Hoofed animals include the deer, antelopes, mountain goats, wild sheep, largest wild cattle Indian Bison (Gaur) and Arna (wild Buffalo). Sambar Deer is the biggest deer species found in Nepal. Chital Deer is the most commonly found deer and a staple prey species of Tigers and Leopards. Elusive Hog Deer predominantly inhabit the flooded grassland and retreats to nearby forest during flood. Widely branched antlers of Barasingha (twelve point antler), the Swamp Deer dominate the grasslands of Shukla Phanta. It is the biggest herd of its kind in the world. Barking Deer is found from Terai forest to the Himalayan Forest. Musk Deer, is exclusively found in Himalaya. Musk pod is widely sought by poachers, which as aromatic use. Gaur, the largest wild cattle of the world inhabits the Churia foothills of Chitwan and descends to the flood plains of Rapti River during the dry season for new sprouts and water. Arna, the mighty wild buffalo is found only in Koshi Tappu Wildlife Reserve. About 150+ Arna remains in the flood plains of Sapta Koshi River.

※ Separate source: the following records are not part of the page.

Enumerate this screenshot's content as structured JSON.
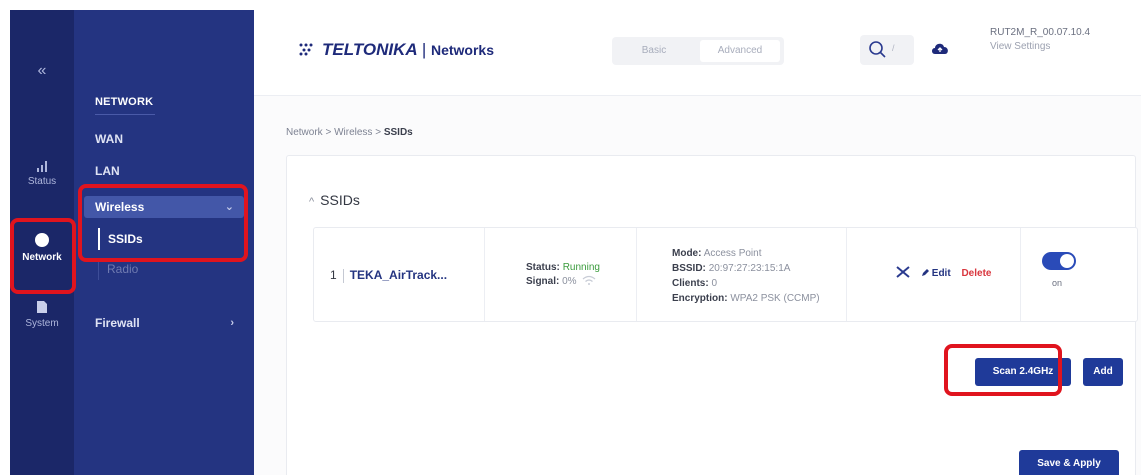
{
  "rail": {
    "collapse": "«",
    "items": [
      {
        "label": "Status",
        "icon": "signal-icon"
      },
      {
        "label": "Network",
        "icon": "globe-icon"
      },
      {
        "label": "System",
        "icon": "document-icon"
      }
    ]
  },
  "nav": {
    "title": "NETWORK",
    "items": {
      "wan": "WAN",
      "lan": "LAN",
      "wireless": "Wireless",
      "ssids": "SSIDs",
      "radio": "Radio",
      "firewall": "Firewall"
    }
  },
  "header": {
    "logo": "TELTONIKA",
    "logo_sep": "|",
    "logo_suffix": "Networks",
    "mode_basic": "Basic",
    "mode_advanced": "Advanced",
    "search_shortcut": "/",
    "firmware": "RUT2M_R_00.07.10.4",
    "view_settings": "View Settings"
  },
  "breadcrumb": {
    "part1": "Network",
    "sep": ">",
    "part2": "Wireless",
    "current": "SSIDs"
  },
  "ssids": {
    "title": "SSIDs",
    "caret": "^",
    "row": {
      "index": "1",
      "name": "TEKA_AirTrack...",
      "status_label": "Status:",
      "status_value": "Running",
      "signal_label": "Signal:",
      "signal_value": "0%",
      "mode_label": "Mode:",
      "mode_value": "Access Point",
      "bssid_label": "BSSID:",
      "bssid_value": "20:97:27:23:15:1A",
      "clients_label": "Clients:",
      "clients_value": "0",
      "encryption_label": "Encryption:",
      "encryption_value": "WPA2 PSK (CCMP)",
      "edit": "Edit",
      "delete": "Delete",
      "toggle_label": "on",
      "enabled": true
    },
    "scan_button": "Scan 2.4GHz",
    "add_button": "Add",
    "save_button": "Save & Apply"
  },
  "colors": {
    "rail": "#1b2768",
    "nav": "#243481",
    "primary": "#1f3a99",
    "highlight": "#e0141e",
    "running": "#3a9b3c",
    "delete": "#d9363e"
  }
}
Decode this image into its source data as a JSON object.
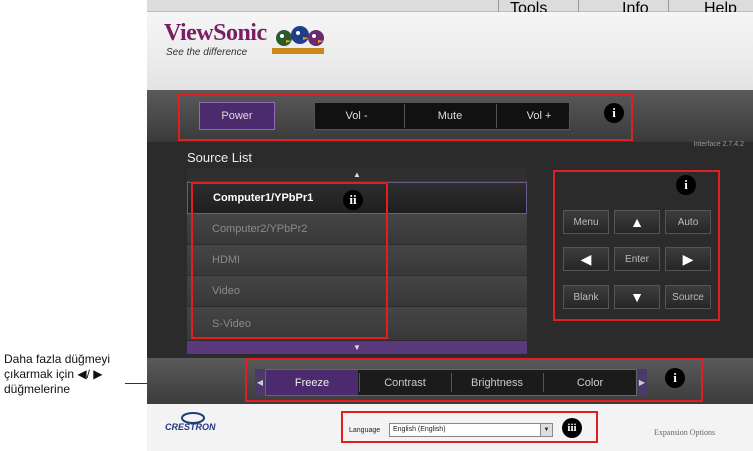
{
  "menu": {
    "tools": "Tools",
    "info": "Info",
    "help": "Help"
  },
  "brand": {
    "name": "ViewSonic",
    "tagline": "See the difference"
  },
  "controls": {
    "power": "Power",
    "vol_down": "Vol -",
    "mute": "Mute",
    "vol_up": "Vol +"
  },
  "version": "Interface 2.7.4.2",
  "source_list": {
    "title": "Source List",
    "items": [
      "Computer1/YPbPr1",
      "Computer2/YPbPr2",
      "HDMI",
      "Video",
      "S-Video"
    ],
    "selected": "Computer1/YPbPr1"
  },
  "remote": {
    "menu": "Menu",
    "auto": "Auto",
    "enter": "Enter",
    "blank": "Blank",
    "source": "Source"
  },
  "adjustments": {
    "items": [
      "Freeze",
      "Contrast",
      "Brightness",
      "Color"
    ],
    "selected": "Freeze"
  },
  "footer": {
    "crestron": "CRESTRON",
    "language_label": "Language",
    "language_value": "English (English)",
    "expansion": "Expansion Options"
  },
  "annotations": {
    "badge_i": "i",
    "badge_ii": "ii",
    "badge_iii": "iii"
  },
  "caption": "Daha fazla düğmeyi çıkarmak için ◀/ ▶ düğmelerine",
  "colors": {
    "accent": "#4b2a6e",
    "annotation": "#e02020"
  }
}
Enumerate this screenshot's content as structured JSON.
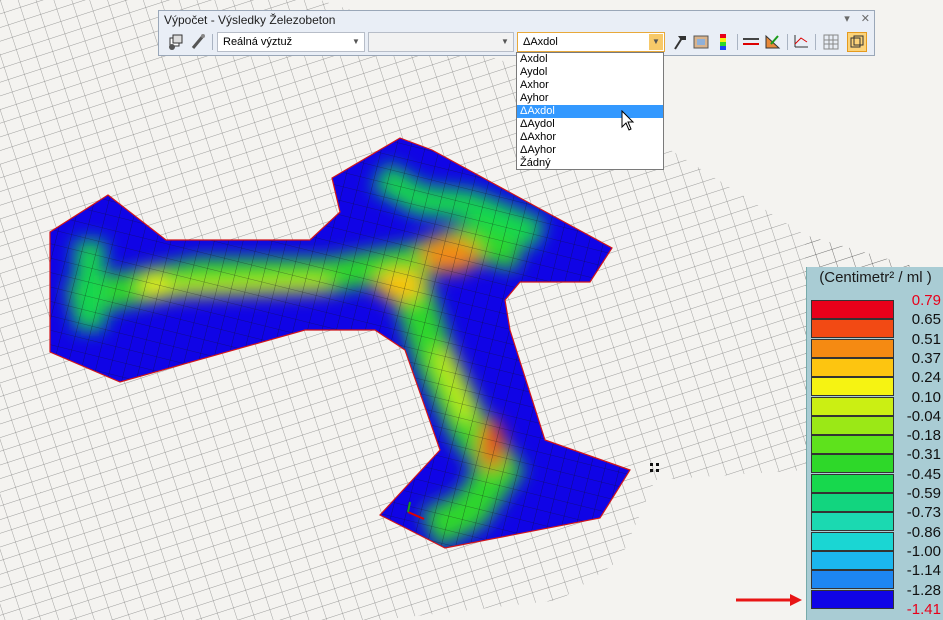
{
  "toolbar": {
    "title": "Výpočet - Výsledky Železobeton",
    "pin_glyph": "▾",
    "close_glyph": "✕",
    "combo1": "Reálná výztuž",
    "combo2": "",
    "combo3": "ΔAxdol"
  },
  "dropdown": {
    "options": [
      "Axdol",
      "Aydol",
      "Axhor",
      "Ayhor",
      "ΔAxdol",
      "ΔAydol",
      "ΔAxhor",
      "ΔAyhor",
      "Žádný"
    ],
    "selected_index": 4
  },
  "legend": {
    "unit": "(Centimetr² / ml )",
    "labels": [
      "0.79",
      "0.65",
      "0.51",
      "0.37",
      "0.24",
      "0.10",
      "-0.04",
      "-0.18",
      "-0.31",
      "-0.45",
      "-0.59",
      "-0.73",
      "-0.86",
      "-1.00",
      "-1.14",
      "-1.28",
      "-1.41"
    ],
    "colors": [
      "#e8001a",
      "#f24a14",
      "#f58a12",
      "#fdc510",
      "#f6f312",
      "#cbef13",
      "#9be816",
      "#5ee21c",
      "#2ed829",
      "#17d84d",
      "#12d57f",
      "#1bd9b1",
      "#1ad6d3",
      "#1bb7ef",
      "#1d86f2",
      "#1a45f4",
      "#1004e6"
    ],
    "extreme_color": "#e8001a"
  },
  "icons": {
    "toolbar": [
      "results-icon",
      "pick-icon",
      "hammer-icon",
      "panel-icon",
      "color-scale-icon",
      "sections-icon",
      "diagram-icon",
      "axes-icon",
      "grid-icon",
      "sync-icon"
    ],
    "legend_marker": "red-arrow-icon"
  }
}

The sure footed animal of the steep terrain includes Goral sometime likened to chamois, Himalayan Thar, Serow both the relative of goat share the habitat of Goral. Serow is more forest species. Blue Sheep inhabits the barren alpine regions, they are in demand for sport hunting. The trans-himalayan species includes Tibetan Antelope, Tibetan Argali and Tibetan wild Ass. Nilgai the tallest antelope of the Sub-continent inhabits in the riparian habitat of Terai Plains. Similarly the endangered corkscrew horned Black Buck is found in lower 100’s in the Khairapur of Bardia District.
The large omnivores of Nepal include the Sloth Bear of the Terai, Himalayan Black Bear of Mahabharat and the Brown Bear of the alpine region. The mighty brown bear may have given the impression of legendary Yeti, the abominable snow man. These bears are bold and face any dangers. Red Panda are the closest kin to the bear family and are found in the forest between 3000 to 4300 meter. They are arboreal in nature and love to feed upon bamboo leaves.
Amazing animals include the Gangetic Dolphins found in the deep channels of Koshi and Karnali River. Curious, gregarious, dolphins tend to congregate while hunting fish and crustaceans, their presence are marked by the puffing sounds produced from the blow hole during surfacing. They are regarded as Bhagirath a Hindu deity but often hunted for fats.
Large cats prowls in the jungle of Nepal. Tiger dominates the Terai and Churia Hills while the Leopard span their range from the plains to the tree-line. Nocturnal in habit they are shy and timid. The Terai Arc Landscape is a priority landscape in Global 200 Ecoregion: “Terai Duar, Savannah and Grassland” of the Eastern Himalayan Ecoregion Complex. This is a promising habitat for the large home range requiring species such as tigers, rhino and elephants along with myriads of other life forms. Tigers are at the apex of the food pyramid and conservation of tigers includes the conservation of vegetation, watershed and the prey population. They are solitary but a dominant male overlaps several female territories. Leopards avoids direct contact with Tiger hence lives in the periphery of the forest. They prey upon the wild and occasionally on domestic livestock. There have increased evidences of their occurrence through out the country especially where the community forest are flourishing. They are among the most adaptable large cats of the world. Clouded Leopard a more arboreal and shy are equipped with longest canines. They live mostly in the broadleaf temperate forest. Snow leopard prowls the vast wilderness of the Himalaya and Trans-himalayan region. Blue sheep is the chief prey species of these endangered and elusive big cats of High Himalaya.